My brother had this problem once, and he lives in a high rise on the 15th floor (of about 20 or so). Luckily the company in charge of the building had a plumber on call and they took care of it. It was indeed random stupid things being flushed down the toilet by another tenant. Unfortunately the plumber and company took care of it so I'm not sure about your recourse, but I just wanted to confirm that the landlord made a pretty sound judgment as to the cause (though accusing one person of being the cause just because she happens to be female is ridiculous). I wish you the best of luck!!
COMPLETELY off topic- but WHO FLUSHES PADS?!

Even when I was young and had just gotten my period it never even occurred to me to attempt to flush something large like that.

I REALLY hope this gets better for you soon. I think no matter what you do, you need to be VERY adamant to your landlord that this is NO LONGER an acceptable solution and you are taking steps to fix this because this is NOT OKAY. Let us know what happens!
COMPLETELY off topic- but WHO FLUSHES PADS?!

That's what I was wondering. Even if somehow the size didn't set off alarm bells (somehow ... ), there's also the fact that most have adhesive on the back, wouldn't one worry that it'd stick to the side of the toilet (inside) or pipe? Yeesh, people are stupid.

And someone else mentioned somebody having flushed washcloths, too! What in the world?!?

OP, I'm sorry, I have nothing useful to add, but it looks like you've gotten lots of good information - so good luck, and tell us what comes of it!
We recently had our main lines (the major outflow pipe from the house to the road) flushed here in Massachusetts. It cost around $350 or so. So, for someone who has the right tools (a main line cleaner, not a regular plumber) it was an easy job and not terribly expensive. Maybe show your landlord some estimates from a few different companies. If it's a building-wide problem a few hundred dollars seems very cheap.

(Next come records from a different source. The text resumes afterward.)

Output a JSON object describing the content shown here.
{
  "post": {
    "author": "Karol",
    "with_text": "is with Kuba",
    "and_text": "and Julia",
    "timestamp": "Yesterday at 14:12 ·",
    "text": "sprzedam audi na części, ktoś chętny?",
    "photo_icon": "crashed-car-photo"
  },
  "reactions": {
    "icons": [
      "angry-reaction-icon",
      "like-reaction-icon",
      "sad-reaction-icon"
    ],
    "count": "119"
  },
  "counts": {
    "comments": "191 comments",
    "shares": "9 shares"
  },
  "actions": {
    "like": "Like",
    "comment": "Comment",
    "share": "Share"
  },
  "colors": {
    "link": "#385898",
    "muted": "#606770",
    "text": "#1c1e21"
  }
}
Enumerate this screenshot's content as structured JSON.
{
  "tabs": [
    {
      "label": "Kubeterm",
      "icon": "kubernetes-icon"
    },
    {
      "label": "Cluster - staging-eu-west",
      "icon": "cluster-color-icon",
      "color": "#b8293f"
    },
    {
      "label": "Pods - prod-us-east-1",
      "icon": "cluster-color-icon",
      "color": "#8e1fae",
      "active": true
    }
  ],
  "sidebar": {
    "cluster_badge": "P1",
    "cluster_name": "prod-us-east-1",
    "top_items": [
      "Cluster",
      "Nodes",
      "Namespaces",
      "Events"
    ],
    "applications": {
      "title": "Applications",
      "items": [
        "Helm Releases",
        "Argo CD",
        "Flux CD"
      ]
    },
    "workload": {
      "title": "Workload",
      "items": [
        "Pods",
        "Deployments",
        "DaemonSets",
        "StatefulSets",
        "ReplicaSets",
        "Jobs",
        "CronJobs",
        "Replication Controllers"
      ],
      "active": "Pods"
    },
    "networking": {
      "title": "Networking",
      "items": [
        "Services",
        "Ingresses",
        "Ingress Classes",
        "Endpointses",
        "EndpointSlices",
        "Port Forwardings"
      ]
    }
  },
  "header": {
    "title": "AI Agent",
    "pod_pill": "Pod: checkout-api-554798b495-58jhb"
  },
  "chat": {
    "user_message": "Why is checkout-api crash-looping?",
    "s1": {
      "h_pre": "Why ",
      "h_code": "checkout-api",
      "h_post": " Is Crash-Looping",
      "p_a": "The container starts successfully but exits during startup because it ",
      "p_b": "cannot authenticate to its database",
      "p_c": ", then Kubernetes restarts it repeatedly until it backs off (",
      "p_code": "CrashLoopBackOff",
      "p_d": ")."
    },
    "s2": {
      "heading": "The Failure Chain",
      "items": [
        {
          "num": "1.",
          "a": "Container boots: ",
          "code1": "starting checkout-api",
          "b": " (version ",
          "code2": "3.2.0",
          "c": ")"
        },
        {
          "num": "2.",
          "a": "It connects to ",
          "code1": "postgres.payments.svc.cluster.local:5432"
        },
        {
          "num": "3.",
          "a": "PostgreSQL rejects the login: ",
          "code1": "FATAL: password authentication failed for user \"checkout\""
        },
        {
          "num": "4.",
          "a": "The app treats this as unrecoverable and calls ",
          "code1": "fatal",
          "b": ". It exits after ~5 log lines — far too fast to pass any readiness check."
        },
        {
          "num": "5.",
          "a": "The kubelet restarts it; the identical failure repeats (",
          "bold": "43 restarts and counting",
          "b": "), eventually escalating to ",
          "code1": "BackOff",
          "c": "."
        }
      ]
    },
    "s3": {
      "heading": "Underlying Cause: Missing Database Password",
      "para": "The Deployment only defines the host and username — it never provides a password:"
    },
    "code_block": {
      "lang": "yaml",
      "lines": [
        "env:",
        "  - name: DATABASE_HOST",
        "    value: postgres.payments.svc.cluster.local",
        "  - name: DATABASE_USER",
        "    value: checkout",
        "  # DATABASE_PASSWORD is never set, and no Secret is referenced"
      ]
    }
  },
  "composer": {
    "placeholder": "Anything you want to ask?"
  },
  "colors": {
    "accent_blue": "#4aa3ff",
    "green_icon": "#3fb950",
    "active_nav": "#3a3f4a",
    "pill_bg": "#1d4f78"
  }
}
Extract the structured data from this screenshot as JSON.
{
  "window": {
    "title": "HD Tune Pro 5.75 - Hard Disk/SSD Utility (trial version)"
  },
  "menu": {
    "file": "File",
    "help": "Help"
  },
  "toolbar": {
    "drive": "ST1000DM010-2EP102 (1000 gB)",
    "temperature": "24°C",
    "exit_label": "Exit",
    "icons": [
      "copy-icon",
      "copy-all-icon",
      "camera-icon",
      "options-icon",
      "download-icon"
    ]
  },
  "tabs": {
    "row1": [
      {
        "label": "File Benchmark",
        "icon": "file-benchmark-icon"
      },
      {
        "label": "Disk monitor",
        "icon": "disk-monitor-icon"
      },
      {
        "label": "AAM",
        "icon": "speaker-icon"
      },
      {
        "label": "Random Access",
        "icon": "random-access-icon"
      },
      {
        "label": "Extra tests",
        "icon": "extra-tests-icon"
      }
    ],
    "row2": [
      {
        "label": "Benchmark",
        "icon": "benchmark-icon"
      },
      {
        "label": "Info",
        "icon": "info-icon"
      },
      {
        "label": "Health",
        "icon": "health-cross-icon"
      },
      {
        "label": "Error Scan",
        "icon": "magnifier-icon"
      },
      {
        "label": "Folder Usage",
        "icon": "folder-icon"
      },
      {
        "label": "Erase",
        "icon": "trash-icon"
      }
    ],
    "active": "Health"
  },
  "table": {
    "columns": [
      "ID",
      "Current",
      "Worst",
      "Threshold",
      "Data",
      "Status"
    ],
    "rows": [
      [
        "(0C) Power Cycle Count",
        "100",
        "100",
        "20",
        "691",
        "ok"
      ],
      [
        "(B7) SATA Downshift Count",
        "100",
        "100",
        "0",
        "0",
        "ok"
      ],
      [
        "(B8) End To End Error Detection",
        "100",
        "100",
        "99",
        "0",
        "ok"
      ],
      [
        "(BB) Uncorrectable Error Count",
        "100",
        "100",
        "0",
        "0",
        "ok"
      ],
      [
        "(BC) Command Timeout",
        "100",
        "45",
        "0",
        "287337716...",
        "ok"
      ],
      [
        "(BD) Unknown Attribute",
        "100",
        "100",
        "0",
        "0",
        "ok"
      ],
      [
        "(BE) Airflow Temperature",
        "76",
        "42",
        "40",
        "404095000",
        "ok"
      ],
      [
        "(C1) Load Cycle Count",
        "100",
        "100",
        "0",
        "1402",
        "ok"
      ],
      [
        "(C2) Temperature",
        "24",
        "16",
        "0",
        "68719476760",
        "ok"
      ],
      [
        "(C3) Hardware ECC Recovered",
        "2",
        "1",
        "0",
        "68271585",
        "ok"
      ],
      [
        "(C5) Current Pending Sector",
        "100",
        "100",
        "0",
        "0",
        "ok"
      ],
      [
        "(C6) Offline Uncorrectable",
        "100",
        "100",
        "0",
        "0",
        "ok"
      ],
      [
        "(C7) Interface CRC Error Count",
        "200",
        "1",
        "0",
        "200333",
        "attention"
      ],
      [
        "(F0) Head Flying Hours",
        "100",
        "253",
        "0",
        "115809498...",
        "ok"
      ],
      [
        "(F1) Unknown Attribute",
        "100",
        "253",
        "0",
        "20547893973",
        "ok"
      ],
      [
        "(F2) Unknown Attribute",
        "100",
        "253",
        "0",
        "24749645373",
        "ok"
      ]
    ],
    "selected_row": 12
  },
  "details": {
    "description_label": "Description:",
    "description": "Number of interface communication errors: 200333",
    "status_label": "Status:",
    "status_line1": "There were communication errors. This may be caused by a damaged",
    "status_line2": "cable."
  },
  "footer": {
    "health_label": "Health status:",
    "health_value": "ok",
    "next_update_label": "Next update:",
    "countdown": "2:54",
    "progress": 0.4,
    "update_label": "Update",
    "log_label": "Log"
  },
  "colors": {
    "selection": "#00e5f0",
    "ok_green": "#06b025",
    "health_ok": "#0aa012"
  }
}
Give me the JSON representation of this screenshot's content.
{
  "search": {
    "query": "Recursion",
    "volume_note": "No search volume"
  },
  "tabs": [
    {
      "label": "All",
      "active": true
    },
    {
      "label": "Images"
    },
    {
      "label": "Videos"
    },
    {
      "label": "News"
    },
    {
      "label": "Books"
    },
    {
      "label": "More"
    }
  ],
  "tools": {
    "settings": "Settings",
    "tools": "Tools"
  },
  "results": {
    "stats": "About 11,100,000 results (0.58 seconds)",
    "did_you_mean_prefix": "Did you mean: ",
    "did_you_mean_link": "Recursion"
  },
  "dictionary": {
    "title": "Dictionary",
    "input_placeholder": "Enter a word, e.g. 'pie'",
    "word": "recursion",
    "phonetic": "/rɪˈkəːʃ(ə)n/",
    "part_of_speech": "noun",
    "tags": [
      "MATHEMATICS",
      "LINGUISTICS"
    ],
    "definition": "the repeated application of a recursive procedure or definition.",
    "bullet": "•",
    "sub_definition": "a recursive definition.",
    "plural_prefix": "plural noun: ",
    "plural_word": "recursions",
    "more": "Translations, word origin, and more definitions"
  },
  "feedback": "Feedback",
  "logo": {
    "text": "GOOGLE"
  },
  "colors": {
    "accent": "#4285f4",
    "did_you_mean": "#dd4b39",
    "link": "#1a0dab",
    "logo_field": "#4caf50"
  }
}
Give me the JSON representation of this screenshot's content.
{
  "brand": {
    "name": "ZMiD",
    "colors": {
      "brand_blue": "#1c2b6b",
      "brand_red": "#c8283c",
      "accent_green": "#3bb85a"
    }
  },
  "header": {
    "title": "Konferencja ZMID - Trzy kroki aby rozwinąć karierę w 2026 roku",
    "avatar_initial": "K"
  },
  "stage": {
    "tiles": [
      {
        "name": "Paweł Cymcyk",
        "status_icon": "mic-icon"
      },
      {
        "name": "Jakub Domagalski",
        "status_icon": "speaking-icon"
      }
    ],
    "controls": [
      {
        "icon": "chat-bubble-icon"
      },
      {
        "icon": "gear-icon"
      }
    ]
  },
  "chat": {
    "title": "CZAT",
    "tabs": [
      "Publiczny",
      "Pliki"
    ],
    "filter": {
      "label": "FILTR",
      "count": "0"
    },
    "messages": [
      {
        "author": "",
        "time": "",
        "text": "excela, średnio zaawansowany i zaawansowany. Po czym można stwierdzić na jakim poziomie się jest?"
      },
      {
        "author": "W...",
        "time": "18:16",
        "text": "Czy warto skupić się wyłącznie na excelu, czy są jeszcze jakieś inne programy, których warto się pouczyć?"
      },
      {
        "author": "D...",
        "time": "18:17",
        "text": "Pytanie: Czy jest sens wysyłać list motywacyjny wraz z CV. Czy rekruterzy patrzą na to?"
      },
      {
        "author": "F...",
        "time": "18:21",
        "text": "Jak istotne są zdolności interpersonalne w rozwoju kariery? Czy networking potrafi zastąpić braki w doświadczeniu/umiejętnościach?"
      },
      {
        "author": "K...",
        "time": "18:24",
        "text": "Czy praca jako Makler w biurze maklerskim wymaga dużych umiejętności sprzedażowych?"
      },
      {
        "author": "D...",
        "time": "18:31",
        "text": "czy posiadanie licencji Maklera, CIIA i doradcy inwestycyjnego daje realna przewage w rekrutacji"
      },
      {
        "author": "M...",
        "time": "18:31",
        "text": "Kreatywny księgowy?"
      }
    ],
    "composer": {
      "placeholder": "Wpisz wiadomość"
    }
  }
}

Though this isn't really a court-interest thing, when I had trouble with a landlord in Boston the Harvard Small Claims Advisory Board was extremely kind and helpful. I had no knowledge of landlord-tenant law and they were very prompt and responding and helped me look up the pertinent information in all sections of MGL. They are a free service and I can't recommend it enough.
http://masmallclaims.org/
I am so sorry. We just went through this same problem, in a rental house where we are the only tenants but the landord is a student and wasn't really equipped to deal with this problem quickly. We ended up calling Roto-Rooter and having the line snaked (kept the receipt and she took the amount off the next month's rent) and then not being able to flush solids or take long showers for two weeks while she got estimates to fix the problem (no grade in the line that runs from the house to the sewer line). We got very familiar with the stores in the area that stayed open late. I took in a couple late-night movies so I'd have access to a toilet. I wish you luck. Hang in there and definitely contact your Health Department. At the very least you should get a reduction in your rent due to loss of use. Check for tenants' rights organizations in your area that can give you legal tips on how to proceed. I know in our state there is a requirement that landlords address issues of this nature within 24-72 hours. No one should have to live like this.
Just want to offer you my sympathy. I used to live in a basement apartment in an old building and this happened to me too, a few times over the course of a couple of years. Our landlord was good about getting someone out really quickly and we deducted rubbber gloves, bleach, a new bathmat, and a new mop from our rent (with prior approval from him) each time it happened. There were problems with tree roots and also other people in our building flushing tampons. Good luck and I hope you get it sorted out soon.